- **Provided entries**
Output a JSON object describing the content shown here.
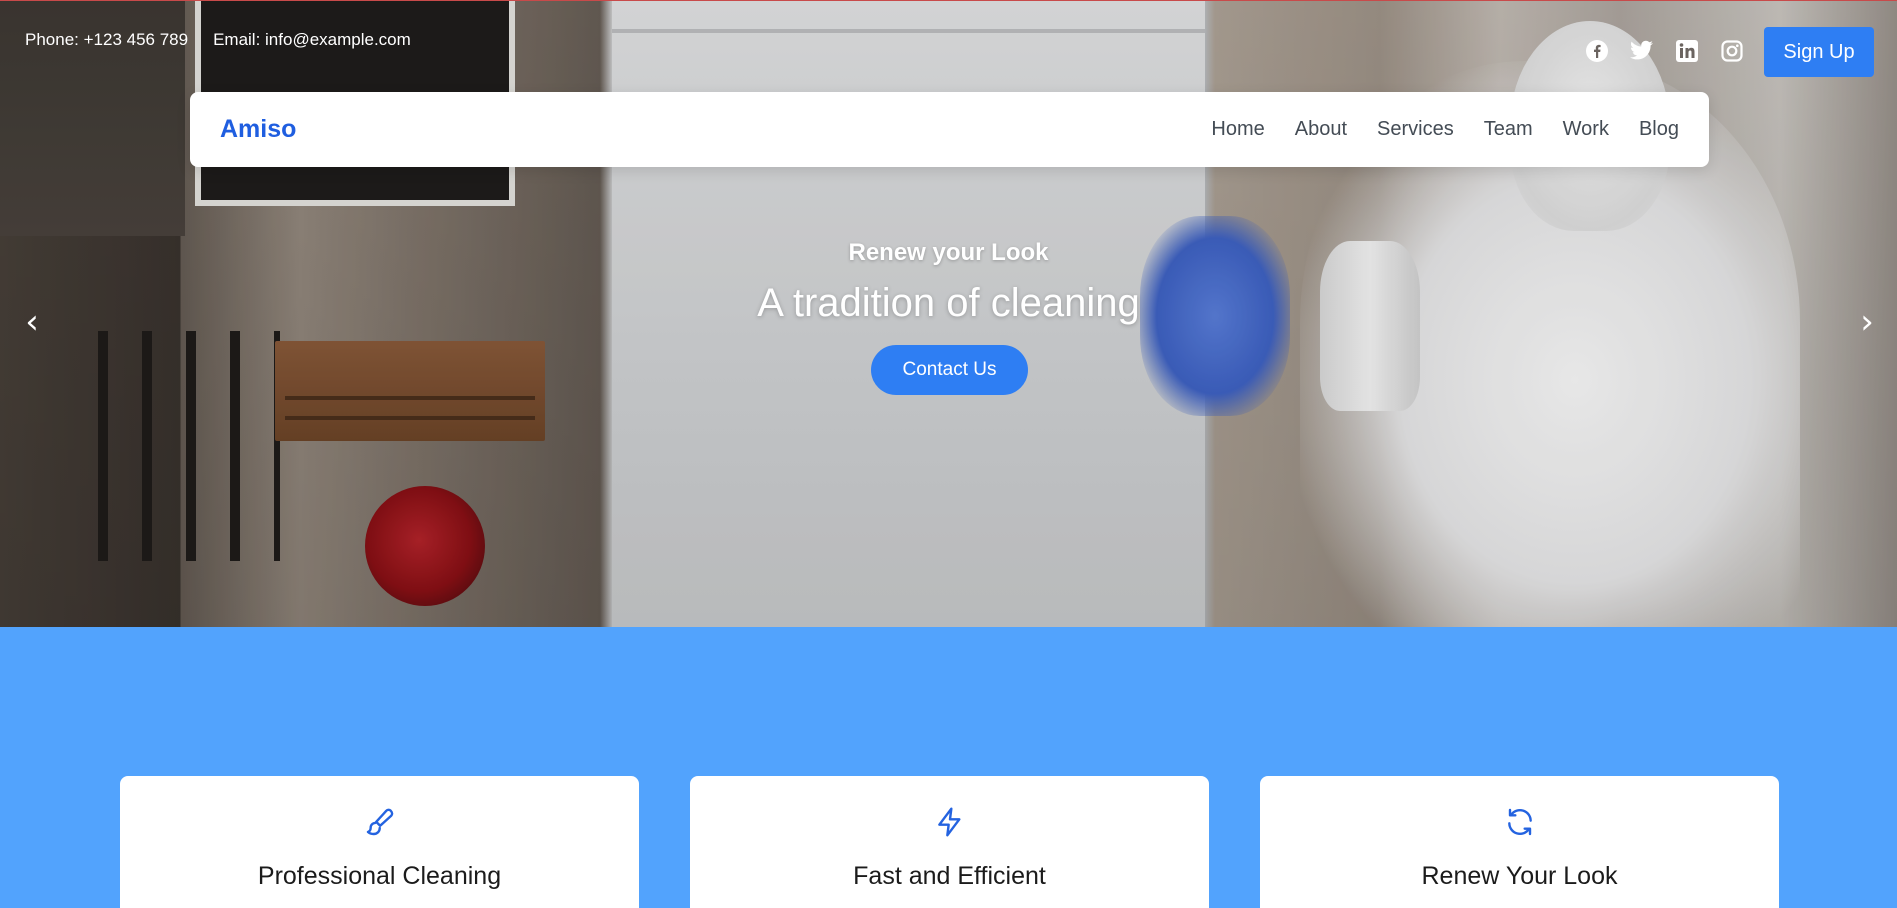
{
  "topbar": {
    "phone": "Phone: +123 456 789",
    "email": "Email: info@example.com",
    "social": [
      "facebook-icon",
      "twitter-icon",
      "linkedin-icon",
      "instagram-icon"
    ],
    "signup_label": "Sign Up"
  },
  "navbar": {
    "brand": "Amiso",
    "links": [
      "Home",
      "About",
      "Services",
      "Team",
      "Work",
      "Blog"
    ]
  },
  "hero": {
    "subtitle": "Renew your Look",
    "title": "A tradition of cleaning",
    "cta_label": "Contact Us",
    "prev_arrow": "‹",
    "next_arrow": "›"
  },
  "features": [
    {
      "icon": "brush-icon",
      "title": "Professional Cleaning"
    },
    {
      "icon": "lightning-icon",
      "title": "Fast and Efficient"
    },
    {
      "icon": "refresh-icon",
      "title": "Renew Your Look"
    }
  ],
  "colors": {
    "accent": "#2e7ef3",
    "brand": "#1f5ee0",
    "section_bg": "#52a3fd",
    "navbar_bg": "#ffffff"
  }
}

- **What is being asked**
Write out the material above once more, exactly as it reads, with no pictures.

- **Answer section**
Output a JSON object describing the content shown here.
{
  "topbar": {
    "phone": "Phone: +123 456 789",
    "email": "Email: info@example.com",
    "social": [
      "facebook-icon",
      "twitter-icon",
      "linkedin-icon",
      "instagram-icon"
    ],
    "signup_label": "Sign Up"
  },
  "navbar": {
    "brand": "Amiso",
    "links": [
      "Home",
      "About",
      "Services",
      "Team",
      "Work",
      "Blog"
    ]
  },
  "hero": {
    "subtitle": "Renew your Look",
    "title": "A tradition of cleaning",
    "cta_label": "Contact Us",
    "prev_arrow": "‹",
    "next_arrow": "›"
  },
  "features": [
    {
      "icon": "brush-icon",
      "title": "Professional Cleaning"
    },
    {
      "icon": "lightning-icon",
      "title": "Fast and Efficient"
    },
    {
      "icon": "refresh-icon",
      "title": "Renew Your Look"
    }
  ],
  "colors": {
    "accent": "#2e7ef3",
    "brand": "#1f5ee0",
    "section_bg": "#52a3fd",
    "navbar_bg": "#ffffff"
  }
}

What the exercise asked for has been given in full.